SUPPLIED ENTRIES START
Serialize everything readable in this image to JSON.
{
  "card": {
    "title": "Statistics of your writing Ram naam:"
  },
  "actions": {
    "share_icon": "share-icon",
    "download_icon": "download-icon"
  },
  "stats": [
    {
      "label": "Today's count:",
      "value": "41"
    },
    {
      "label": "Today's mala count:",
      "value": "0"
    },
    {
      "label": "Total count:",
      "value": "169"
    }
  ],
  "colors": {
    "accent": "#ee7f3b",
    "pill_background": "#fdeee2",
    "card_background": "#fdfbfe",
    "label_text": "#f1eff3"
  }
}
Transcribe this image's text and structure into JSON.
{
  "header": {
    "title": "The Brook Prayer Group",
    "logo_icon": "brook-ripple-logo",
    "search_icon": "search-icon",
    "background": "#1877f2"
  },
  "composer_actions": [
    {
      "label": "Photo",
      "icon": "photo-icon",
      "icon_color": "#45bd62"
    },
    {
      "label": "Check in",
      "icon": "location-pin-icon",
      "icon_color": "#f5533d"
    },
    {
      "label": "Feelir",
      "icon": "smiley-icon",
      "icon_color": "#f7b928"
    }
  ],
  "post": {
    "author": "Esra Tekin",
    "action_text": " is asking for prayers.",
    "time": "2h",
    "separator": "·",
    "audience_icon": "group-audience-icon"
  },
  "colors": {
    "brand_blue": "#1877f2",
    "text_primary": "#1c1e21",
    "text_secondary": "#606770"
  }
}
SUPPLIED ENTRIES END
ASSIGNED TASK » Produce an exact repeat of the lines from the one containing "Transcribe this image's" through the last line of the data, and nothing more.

ANSWER BOX »
Transcribe this image's text and structure into JSON.
{
  "header": {
    "title": "The Brook Prayer Group",
    "logo_icon": "brook-ripple-logo",
    "search_icon": "search-icon",
    "background": "#1877f2"
  },
  "composer_actions": [
    {
      "label": "Photo",
      "icon": "photo-icon",
      "icon_color": "#45bd62"
    },
    {
      "label": "Check in",
      "icon": "location-pin-icon",
      "icon_color": "#f5533d"
    },
    {
      "label": "Feelir",
      "icon": "smiley-icon",
      "icon_color": "#f7b928"
    }
  ],
  "post": {
    "author": "Esra Tekin",
    "action_text": " is asking for prayers.",
    "time": "2h",
    "separator": "·",
    "audience_icon": "group-audience-icon"
  },
  "colors": {
    "brand_blue": "#1877f2",
    "text_primary": "#1c1e21",
    "text_secondary": "#606770"
  }
}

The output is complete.